Recently I've thought a lot about my mother and everything that we went through together, but above all, the things she taught me. I want to note that my mum taught me history, some kind of morals, to be able to show feelings, fears, and the most important of all: to show empathy.
She was obsessed with the Second World War and often spoke about the persecution of Jews, dissidents, and minorities. She often spoke about courage, and those who stood up for the vulnerable. That there were many Swedish heroes who made every effort with their lives to help people who were fleeing. I felt really bad sometimes when I heard about the horrors these people were exposed to.
The question that always came up then, but is equally recurrent and relevant today, is why? Why do we do what we do to one another?
I can't understand how someone can wish other people so much ill that, with unfounded self-created convictions, they could go into a school with a sword and cut down adults and children.
Or apply their energy and time to systematically try, and unfortunately succeed, in burning down refugee centres. Enough!
Unfortunately it's not only the odd idiot or lone individual acting on their own accord. This is systematic terror against people who are different for one reason: they often happen not to be born in Sweden and live with a trauma that these “proud Swedes” have likely never been close to.
Sweden has in recent years allowed racists to move and stretch the boundaries of what is considered acceptable. One party with noticeable power and influence in our Riksdag pushes and whips up the sentiment that we're standing before some kind of downfall if all of these refugees arrive. If all of these people continue to come everything will go to hell, according to the Sweden Democrats.
I know it's the opposite. It's exactly these kind of inhumane, egotistical and racist politicians given a place now that are bloody un-Swedish. This is not Sweden. This is not the country I'm so proud of when I'm out travelling around the world. Travelling has been important for me and my own view of humanity.

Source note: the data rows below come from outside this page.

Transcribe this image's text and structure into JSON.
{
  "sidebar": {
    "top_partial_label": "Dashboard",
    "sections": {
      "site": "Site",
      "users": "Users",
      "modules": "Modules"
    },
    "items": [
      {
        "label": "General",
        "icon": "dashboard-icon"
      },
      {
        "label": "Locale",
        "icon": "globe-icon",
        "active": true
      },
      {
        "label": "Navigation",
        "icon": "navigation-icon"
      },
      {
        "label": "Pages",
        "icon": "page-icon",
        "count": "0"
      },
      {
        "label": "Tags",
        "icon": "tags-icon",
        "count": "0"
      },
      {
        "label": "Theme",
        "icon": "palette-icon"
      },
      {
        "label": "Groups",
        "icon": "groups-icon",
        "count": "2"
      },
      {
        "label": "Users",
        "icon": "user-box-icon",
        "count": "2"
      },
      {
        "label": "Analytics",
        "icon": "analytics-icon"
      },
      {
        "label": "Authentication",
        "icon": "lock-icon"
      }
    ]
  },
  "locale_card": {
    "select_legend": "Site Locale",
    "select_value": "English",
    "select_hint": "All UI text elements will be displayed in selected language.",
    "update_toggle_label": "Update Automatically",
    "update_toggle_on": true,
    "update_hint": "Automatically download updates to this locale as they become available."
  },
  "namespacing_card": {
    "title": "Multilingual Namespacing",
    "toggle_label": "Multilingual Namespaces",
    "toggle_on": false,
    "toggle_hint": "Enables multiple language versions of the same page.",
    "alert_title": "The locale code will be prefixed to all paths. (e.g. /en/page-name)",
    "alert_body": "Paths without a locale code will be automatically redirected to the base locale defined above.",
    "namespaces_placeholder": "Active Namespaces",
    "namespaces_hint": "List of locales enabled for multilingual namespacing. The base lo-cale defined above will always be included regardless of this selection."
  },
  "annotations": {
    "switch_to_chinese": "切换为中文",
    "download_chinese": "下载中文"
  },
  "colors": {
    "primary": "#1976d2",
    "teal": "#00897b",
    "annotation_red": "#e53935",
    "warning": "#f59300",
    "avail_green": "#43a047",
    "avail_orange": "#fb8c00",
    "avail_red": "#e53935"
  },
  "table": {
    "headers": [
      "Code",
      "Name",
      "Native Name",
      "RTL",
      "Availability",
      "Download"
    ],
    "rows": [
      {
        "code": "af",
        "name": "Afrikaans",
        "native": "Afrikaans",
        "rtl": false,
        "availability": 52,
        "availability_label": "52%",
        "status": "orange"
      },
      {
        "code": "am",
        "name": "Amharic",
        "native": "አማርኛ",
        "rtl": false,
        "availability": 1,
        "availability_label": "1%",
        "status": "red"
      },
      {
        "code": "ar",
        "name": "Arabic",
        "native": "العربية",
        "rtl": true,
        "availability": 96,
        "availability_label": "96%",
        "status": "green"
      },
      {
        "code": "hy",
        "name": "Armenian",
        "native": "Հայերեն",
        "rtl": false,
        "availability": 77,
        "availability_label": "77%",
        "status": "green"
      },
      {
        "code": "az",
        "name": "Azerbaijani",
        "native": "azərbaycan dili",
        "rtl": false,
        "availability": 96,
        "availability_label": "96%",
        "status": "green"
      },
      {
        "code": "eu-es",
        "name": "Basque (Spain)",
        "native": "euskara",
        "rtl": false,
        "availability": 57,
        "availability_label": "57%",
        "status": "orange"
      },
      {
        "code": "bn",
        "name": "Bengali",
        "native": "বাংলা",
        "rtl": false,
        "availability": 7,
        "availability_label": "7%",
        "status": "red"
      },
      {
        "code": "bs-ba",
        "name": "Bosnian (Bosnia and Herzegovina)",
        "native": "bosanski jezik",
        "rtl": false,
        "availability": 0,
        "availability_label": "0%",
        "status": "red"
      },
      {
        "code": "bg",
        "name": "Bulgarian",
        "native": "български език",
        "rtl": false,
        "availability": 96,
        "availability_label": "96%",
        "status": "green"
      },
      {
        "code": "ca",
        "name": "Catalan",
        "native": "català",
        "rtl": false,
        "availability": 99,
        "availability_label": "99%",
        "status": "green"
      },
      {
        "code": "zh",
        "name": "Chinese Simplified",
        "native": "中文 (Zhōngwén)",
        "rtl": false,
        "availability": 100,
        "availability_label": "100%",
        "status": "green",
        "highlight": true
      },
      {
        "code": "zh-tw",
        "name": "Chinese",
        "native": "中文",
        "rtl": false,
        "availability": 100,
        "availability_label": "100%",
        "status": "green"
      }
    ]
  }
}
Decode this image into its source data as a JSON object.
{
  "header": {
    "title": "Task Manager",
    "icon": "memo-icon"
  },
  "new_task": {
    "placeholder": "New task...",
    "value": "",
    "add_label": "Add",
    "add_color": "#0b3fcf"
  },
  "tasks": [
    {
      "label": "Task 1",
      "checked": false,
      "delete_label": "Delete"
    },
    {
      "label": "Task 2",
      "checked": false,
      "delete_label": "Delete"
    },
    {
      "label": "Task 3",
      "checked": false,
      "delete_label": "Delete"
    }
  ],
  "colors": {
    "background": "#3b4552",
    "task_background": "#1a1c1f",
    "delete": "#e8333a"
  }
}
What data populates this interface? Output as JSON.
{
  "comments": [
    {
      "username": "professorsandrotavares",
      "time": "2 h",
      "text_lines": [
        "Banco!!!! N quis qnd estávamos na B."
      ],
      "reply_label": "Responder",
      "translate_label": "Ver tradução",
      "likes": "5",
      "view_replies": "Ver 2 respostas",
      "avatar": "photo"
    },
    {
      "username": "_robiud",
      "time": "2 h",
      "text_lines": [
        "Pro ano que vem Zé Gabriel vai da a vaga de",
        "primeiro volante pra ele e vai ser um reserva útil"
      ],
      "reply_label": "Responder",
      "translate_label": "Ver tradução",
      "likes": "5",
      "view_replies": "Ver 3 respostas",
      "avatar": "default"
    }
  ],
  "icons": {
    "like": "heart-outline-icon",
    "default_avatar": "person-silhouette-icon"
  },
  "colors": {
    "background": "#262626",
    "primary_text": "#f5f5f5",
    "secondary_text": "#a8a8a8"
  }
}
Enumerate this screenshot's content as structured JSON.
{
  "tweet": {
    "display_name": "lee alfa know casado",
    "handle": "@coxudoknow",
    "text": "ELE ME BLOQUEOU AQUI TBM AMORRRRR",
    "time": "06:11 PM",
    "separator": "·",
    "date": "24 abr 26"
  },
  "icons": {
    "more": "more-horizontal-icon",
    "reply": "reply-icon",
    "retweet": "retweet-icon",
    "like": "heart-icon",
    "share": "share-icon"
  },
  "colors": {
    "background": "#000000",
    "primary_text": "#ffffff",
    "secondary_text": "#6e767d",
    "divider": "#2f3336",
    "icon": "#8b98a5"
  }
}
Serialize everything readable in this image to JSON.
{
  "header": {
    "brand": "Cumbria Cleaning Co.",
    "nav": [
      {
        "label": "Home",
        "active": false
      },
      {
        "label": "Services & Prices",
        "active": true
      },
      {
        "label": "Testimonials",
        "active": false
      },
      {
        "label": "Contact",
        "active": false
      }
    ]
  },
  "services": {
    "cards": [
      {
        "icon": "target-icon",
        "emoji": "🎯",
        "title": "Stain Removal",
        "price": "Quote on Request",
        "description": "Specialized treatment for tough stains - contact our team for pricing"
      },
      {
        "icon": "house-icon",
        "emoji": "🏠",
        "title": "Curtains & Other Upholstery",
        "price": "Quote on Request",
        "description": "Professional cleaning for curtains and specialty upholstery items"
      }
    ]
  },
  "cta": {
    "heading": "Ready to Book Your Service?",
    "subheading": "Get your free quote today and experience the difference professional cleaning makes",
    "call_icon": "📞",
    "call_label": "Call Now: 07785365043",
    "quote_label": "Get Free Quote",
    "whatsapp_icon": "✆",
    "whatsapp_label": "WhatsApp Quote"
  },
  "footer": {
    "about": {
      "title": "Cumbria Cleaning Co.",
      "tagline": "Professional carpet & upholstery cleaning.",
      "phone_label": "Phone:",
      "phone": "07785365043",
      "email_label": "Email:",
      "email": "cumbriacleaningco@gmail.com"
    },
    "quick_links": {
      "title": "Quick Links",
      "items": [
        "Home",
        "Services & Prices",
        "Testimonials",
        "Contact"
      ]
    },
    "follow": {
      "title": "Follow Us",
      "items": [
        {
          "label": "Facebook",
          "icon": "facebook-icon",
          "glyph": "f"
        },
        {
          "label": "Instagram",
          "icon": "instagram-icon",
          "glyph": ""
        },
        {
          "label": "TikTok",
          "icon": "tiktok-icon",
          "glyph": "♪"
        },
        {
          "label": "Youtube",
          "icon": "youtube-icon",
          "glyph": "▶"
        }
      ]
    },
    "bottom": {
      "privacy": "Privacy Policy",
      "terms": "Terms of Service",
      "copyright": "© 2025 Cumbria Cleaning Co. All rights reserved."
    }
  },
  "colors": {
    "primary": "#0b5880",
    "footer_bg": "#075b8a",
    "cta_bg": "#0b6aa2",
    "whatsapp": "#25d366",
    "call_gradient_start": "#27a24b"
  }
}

I wish that everyone in Sweden, in particular those who worry about Midsummer's Eve and surströmming, were given an honest chance to travel and see the world (I'm not talking about Crete or Thailand). Perhaps for a second just try to imagine how it would have been if it was them who had to flee with their family, because there was no other option. That's where the word empathy comes into the picture.
Sweden is a country that stands for empathy, humanity, and solidarity. Right now the opposite signal is being sent at Sweden's expense. In a world that is growing and where we constantly face new challenges, conflicts, poverty, epidemics and the climate threat, we should be a country other countries listen to and respect. Despite us being 10 million people. But who is going to respect a country that behaves the way some of us do right now?
My mother once asked me, worried, with a broken voice from the hospital: “Petter, what is happening in our country really?”. I didn't know the answer, but at the same time wanted to convince her that there isn't some kind of danger. “We will fight this,” was the only thing I could say.
Of course, it can sound naive, but the love and warmth that many of us show daily is always going to be stronger than the hate and malice. Do you know why? Because love and warmth is part of how we survive, and no one can take that from us. Because of that we'll always fight and spread love. Whether it’s striking with your pen, donating money at Globen, or helping refugees with food and clothing.
For us, people are just people. It doesn't matter which god you pray to, what your origins are or how you look. This is a fight we'll never relinquish.
This is a translation of an opinion piece by Petter Alexis Askergren originally written in Swedish and published by Expressen in 2015.